Kingsley Etchu, Scientific Coordinator of Animal Production and Fisheries at the Institute of Agricultural Research for Development (IRAD) in Cameroun, described the MOW as a rich and rewarding experience. He singled out the coaching sessions where each Fellow-Mentor pair met with the trainers to discuss the mentoring process and expectations. He commended the criteria used for selecting mentors, where besides a fellow submitting names of their preferred mentors, AWARD also evaluates the mentor’s capacity.

Mareme Niang, a 2013 AWARD Fellow and a Mentor in the current cohort appreciated the expansion of the AWARD Fellowship into francophone Africa and the provision for language support in the delivery of the training sessions.

In her welcoming remarks, AWARD Director, Dr. Wanjiru Kamau-Rutenberg noted that mentoring is a powerful tool that the Mentors should invest not just on the Fellows but also their junior staff and colleagues.

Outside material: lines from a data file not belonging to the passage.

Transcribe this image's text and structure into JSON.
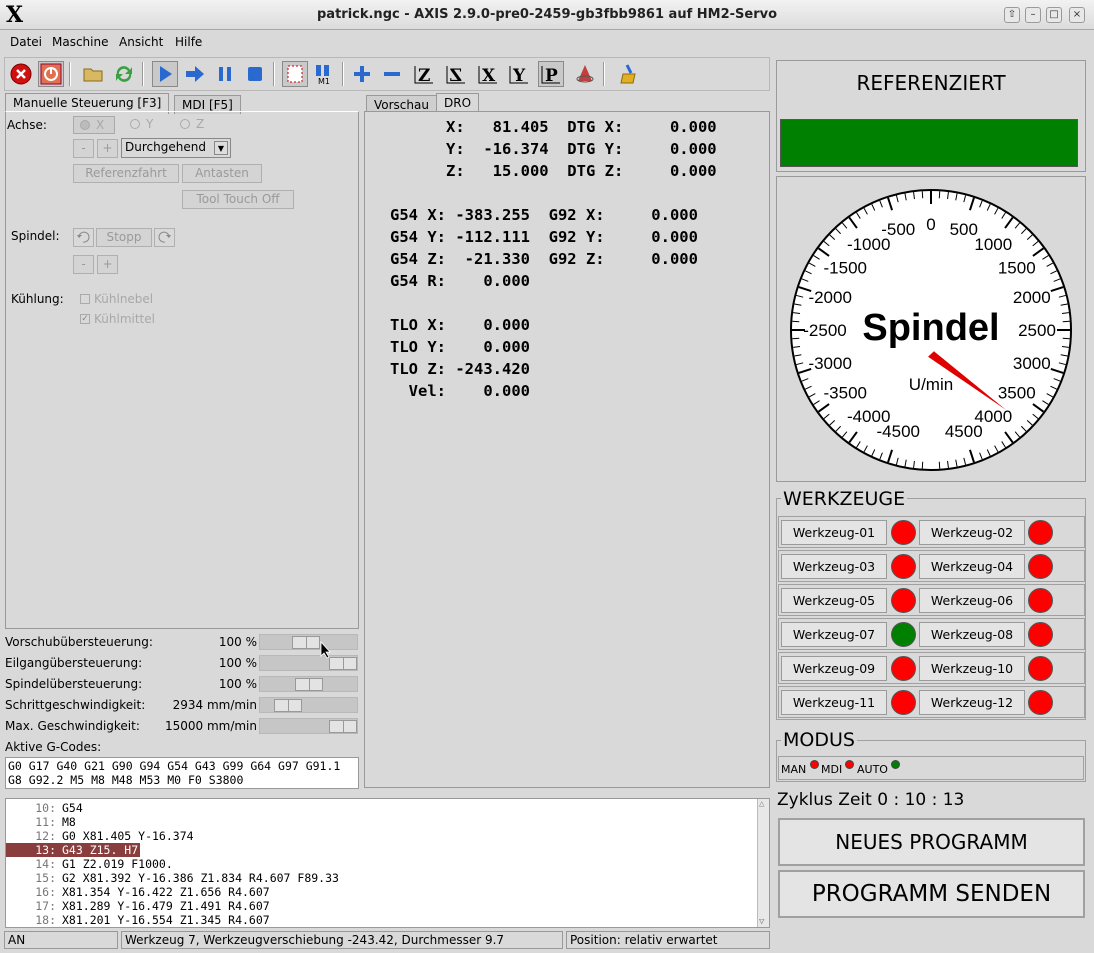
{
  "window": {
    "title": "patrick.ngc - AXIS 2.9.0-pre0-2459-gb3fbb9861 auf  HM2-Servo",
    "logo": "X"
  },
  "menu": [
    "Datei",
    "Maschine",
    "Ansicht",
    "Hilfe"
  ],
  "tabs_left": {
    "manual": "Manuelle Steuerung [F3]",
    "mdi": "MDI [F5]"
  },
  "tabs_right": {
    "preview": "Vorschau",
    "dro": "DRO"
  },
  "manual": {
    "axis_label": "Achse:",
    "axes": [
      "X",
      "Y",
      "Z"
    ],
    "minus": "-",
    "plus": "+",
    "jog_mode": "Durchgehend",
    "home_button": "Referenzfahrt",
    "touch_button": "Antasten",
    "tool_touch_off": "Tool Touch Off",
    "spindle_label": "Spindel:",
    "spindle_stop": "Stopp",
    "cooling_label": "Kühlung:",
    "mist": "Kühlnebel",
    "flood": "Kühlmittel"
  },
  "overrides": [
    {
      "label": "Vorschubübersteuerung:",
      "value": "100 %",
      "level": 0.47
    },
    {
      "label": "Eilgangübersteuerung:",
      "value": "100 %",
      "level": 1.0
    },
    {
      "label": "Spindelübersteuerung:",
      "value": "100 %",
      "level": 0.5
    },
    {
      "label": "Schrittgeschwindigkeit:",
      "value": "2934 mm/min",
      "level": 0.2
    },
    {
      "label": "Max. Geschwindigkeit:",
      "value": "15000 mm/min",
      "level": 1.0
    }
  ],
  "gcodes": {
    "label": "Aktive G-Codes:",
    "line1": "G0 G17 G40 G21 G90 G94 G54 G43 G99 G64 G97 G91.1",
    "line2": "G8 G92.2 M5 M8 M48 M53 M0 F0 S3800"
  },
  "dro": [
    "      X:   81.405  DTG X:     0.000",
    "      Y:  -16.374  DTG Y:     0.000",
    "      Z:   15.000  DTG Z:     0.000",
    "",
    "G54 X: -383.255  G92 X:     0.000",
    "G54 Y: -112.111  G92 Y:     0.000",
    "G54 Z:  -21.330  G92 Z:     0.000",
    "G54 R:    0.000",
    "",
    "TLO X:    0.000",
    "TLO Y:    0.000",
    "TLO Z: -243.420",
    "  Vel:    0.000"
  ],
  "code": [
    {
      "n": "10:",
      "t": "G54"
    },
    {
      "n": "11:",
      "t": "M8"
    },
    {
      "n": "12:",
      "t": "G0 X81.405 Y-16.374"
    },
    {
      "n": "13:",
      "t": "G43 Z15. H7"
    },
    {
      "n": "14:",
      "t": "G1 Z2.019 F1000."
    },
    {
      "n": "15:",
      "t": "G2 X81.392 Y-16.386 Z1.834 R4.607 F89.33"
    },
    {
      "n": "16:",
      "t": "X81.354 Y-16.422 Z1.656 R4.607"
    },
    {
      "n": "17:",
      "t": "X81.289 Y-16.479 Z1.491 R4.607"
    },
    {
      "n": "18:",
      "t": "X81.201 Y-16.554 Z1.345 R4.607"
    }
  ],
  "selected_line_index": 3,
  "statusbar": {
    "mode": "AN",
    "tool": "Werkzeug 7, Werkzeugverschiebung -243.42, Durchmesser 9.7",
    "position": "Position: relativ erwartet"
  },
  "right": {
    "homed_label": "REFERENZIERT",
    "homed_color": "#008000",
    "gauge": {
      "title": "Spindel",
      "unit": "U/min",
      "ticks": [
        "0",
        "500",
        "1000",
        "1500",
        "2000",
        "2500",
        "3000",
        "3500",
        "4000",
        "4500",
        "-500",
        "-1000",
        "-1500",
        "-2000",
        "-2500",
        "-3000",
        "-3500",
        "-4000",
        "-4500"
      ],
      "value": 3800
    },
    "tools_title": "WERKZEUGE",
    "tools": [
      {
        "name": "Werkzeug-01",
        "color": "#ff0000"
      },
      {
        "name": "Werkzeug-02",
        "color": "#ff0000"
      },
      {
        "name": "Werkzeug-03",
        "color": "#ff0000"
      },
      {
        "name": "Werkzeug-04",
        "color": "#ff0000"
      },
      {
        "name": "Werkzeug-05",
        "color": "#ff0000"
      },
      {
        "name": "Werkzeug-06",
        "color": "#ff0000"
      },
      {
        "name": "Werkzeug-07",
        "color": "#008000"
      },
      {
        "name": "Werkzeug-08",
        "color": "#ff0000"
      },
      {
        "name": "Werkzeug-09",
        "color": "#ff0000"
      },
      {
        "name": "Werkzeug-10",
        "color": "#ff0000"
      },
      {
        "name": "Werkzeug-11",
        "color": "#ff0000"
      },
      {
        "name": "Werkzeug-12",
        "color": "#ff0000"
      }
    ],
    "modus_title": "MODUS",
    "modus": [
      {
        "name": "MAN",
        "color": "#ff0000"
      },
      {
        "name": "MDI",
        "color": "#ff0000"
      },
      {
        "name": "AUTO",
        "color": "#008000"
      }
    ],
    "cycle_label": "Zyklus Zeit",
    "cycle_time": "0 : 10 : 13",
    "new_program": "NEUES PROGRAMM",
    "send_program": "PROGRAMM SENDEN"
  }
}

She added that mentors play a critical role and the skills acquired in the process will contribute to the development of the Fellows' institutions. 

The Fellows and Mentors also visited several research institutions in Kenya including the mycotoxin laboratory at the University of Nairobi, headed by professor Sheila Okoth, a 2008 AWARD Fellow; the Biosciences eastern and central Africa-ILRI Hub and the World Agroforestry’s Soils Laboratory.

In 2017, AWARD launched the Pan-African AWARD Fellowship to extend the benefits of its flagship initiative— the AWARD Fellowship— to women agricultural scientists from francophone Africa and to maximize interactions between women scientists from different linguistic and cultural backgrounds. See photos from the event here.